Saving lives one infant at a time
For public health nurses, it is no surprise that the city ranks fifth-highest among the nation's most populous counties in the rate of infants who died within 24 hours of birth ("City rates poorly in infant mortality," May 7). Staff at the Philadelphia Nurse-Family Partnership and its complimentary Mabel Morris Family Home Visit Program know firsthand the challenges low-income mothers face to have healthy pregnancies and healthy babies.
These dismal infant-mortality rates did not happen overnight and are not going to go away with one approach. There need to be open dialogue and debate among Philadelphia parents, whose dreams of healthy, full-term babies are dashed, and providers who care deeply about the well-being of families. We should share what works, doesn't work, what is needed, and respectfully listen and learn together. Either we despair about the data or collaboratively become active participants in a variety of multi-sector, people-focused solutions. There are programs that can work to reverse the mortality rates over time.
Kay Kinsey, nurse administrator, Philadelphia Nurse-Family Partnership and Mabel Morris Family Home Visit Programs, National Nursing Centers Consortium, Philadelphia
Once and future city schools?

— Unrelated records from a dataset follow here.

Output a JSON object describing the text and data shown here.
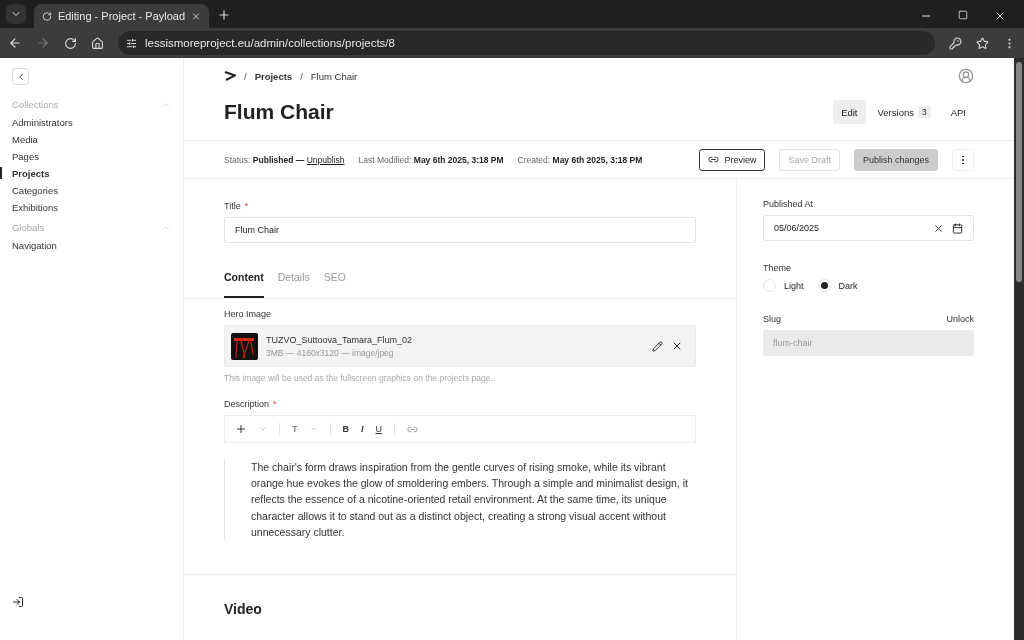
{
  "browser": {
    "tab_title": "Editing - Project - Payload",
    "url": "lessismoreproject.eu/admin/collections/projects/8"
  },
  "sidebar": {
    "groups": [
      {
        "label": "Collections",
        "expanded": true,
        "items": [
          {
            "label": "Administrators",
            "selected": false
          },
          {
            "label": "Media",
            "selected": false
          },
          {
            "label": "Pages",
            "selected": false
          },
          {
            "label": "Projects",
            "selected": true
          },
          {
            "label": "Categories",
            "selected": false
          },
          {
            "label": "Exhibitions",
            "selected": false
          }
        ]
      },
      {
        "label": "Globals",
        "expanded": true,
        "items": [
          {
            "label": "Navigation",
            "selected": false
          }
        ]
      }
    ]
  },
  "breadcrumb_separator": "/",
  "breadcrumb": [
    "Projects",
    "Flum Chair"
  ],
  "required_mark": "*",
  "title": "Flum Chair",
  "view_tabs": [
    {
      "label": "Edit",
      "selected": true
    },
    {
      "label": "Versions",
      "selected": false,
      "count": "3"
    },
    {
      "label": "API",
      "selected": false
    }
  ],
  "status": {
    "status_label": "Status:",
    "status_value": "Published —",
    "unpublish": "Unpublish",
    "modified_label": "Last Modified:",
    "modified_value": "May 6th 2025, 3:18 PM",
    "created_label": "Created:",
    "created_value": "May 6th 2025, 3:18 PM"
  },
  "actions": [
    {
      "label": "Preview",
      "kind": "outline",
      "disabled": false
    },
    {
      "label": "Save Draft",
      "kind": "outline",
      "disabled": true
    },
    {
      "label": "Publish changes",
      "kind": "filled",
      "disabled": true
    }
  ],
  "title_field": {
    "label": "Title",
    "required": true,
    "value": "Flum Chair"
  },
  "content_tabs": [
    {
      "label": "Content",
      "selected": true
    },
    {
      "label": "Details",
      "selected": false
    },
    {
      "label": "SEO",
      "selected": false
    }
  ],
  "hero": {
    "label": "Hero Image",
    "filename": "TUZVO_Suttoova_Tamara_Flum_02",
    "meta": "3MB — 4160x3120 — image/jpeg",
    "help": "This image will be used as the fullscreen graphics on the projects page."
  },
  "description": {
    "label": "Description",
    "required": true,
    "text": "The chair's form draws inspiration from the gentle curves of rising smoke, while its vibrant orange hue evokes the glow of smoldering embers. Through a simple and minimalist design, it reflects the essence of a nicotine-oriented retail environment. At the same time, its unique character allows it to stand out as a distinct object, creating a strong visual accent without unnecessary clutter."
  },
  "toolbar": {
    "format": "T",
    "bold": "B",
    "italic": "I",
    "underline": "U"
  },
  "video_heading": "Video",
  "published_at": {
    "label": "Published At",
    "value": "05/06/2025"
  },
  "theme": {
    "label": "Theme",
    "options": [
      {
        "label": "Light",
        "selected": false
      },
      {
        "label": "Dark",
        "selected": true
      }
    ]
  },
  "slug": {
    "label": "Slug",
    "action": "Unlock",
    "value": "flum-chair"
  }
}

As fascinating as was Eileen McCafferty DiFranco's description of Northeast High School circa 1939, it does not require time travel to witness well-equipped high schools offering a rich array of extracurricular programs ("Playing 'chicken' against city's students," May 8). Early this month, I traveled with Philadelphia public school students to compete in National History Day Pennsylvania at Cumberland Valley High School in Mechanicsburg - a state-of-the-art facility complete with pool, planetarium, carpeted hallways, SmartBoard technology, two football fields, large library, and more. Until schools no longer rely primarily on property taxes, city students will struggle to learn in rundown dungeons while suburban counterparts study in palaces. As one student said quietly at Cumberland Valley, "This school is making me angry."

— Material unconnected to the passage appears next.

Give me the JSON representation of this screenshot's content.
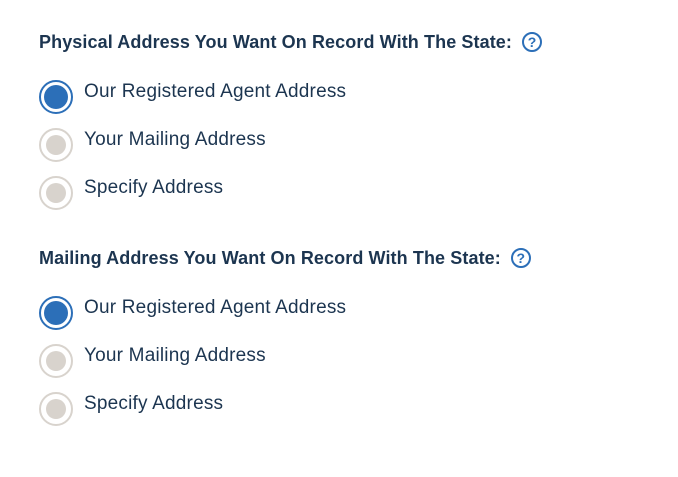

Amy Cohen, social studies teacher, Masterman School, Philadelphia, firstname.lastname@example.org
Such legal aid a rare wonder
Two former mayors step forward to help a local politician's son pay substantial legal fees and so-called unrelated expenses ("Fattah son legal fund launched," May 12). Would this have happened for some poor schmo from the other side of the tracks with like needs and similar legal charges?
Dick Jones, Warwick
AP records search tests support
My biases tend to be much more liberal than conservative, but I am extremely disappointed and disturbed by the recent revelations of the Justice Department actions against the Associated Press. While I still have no regrets in not voting for Mitt Romney, Attorney General Eric H. Holder Jr. needs to step down immediately. The credibility of President Obama's administration is at stake.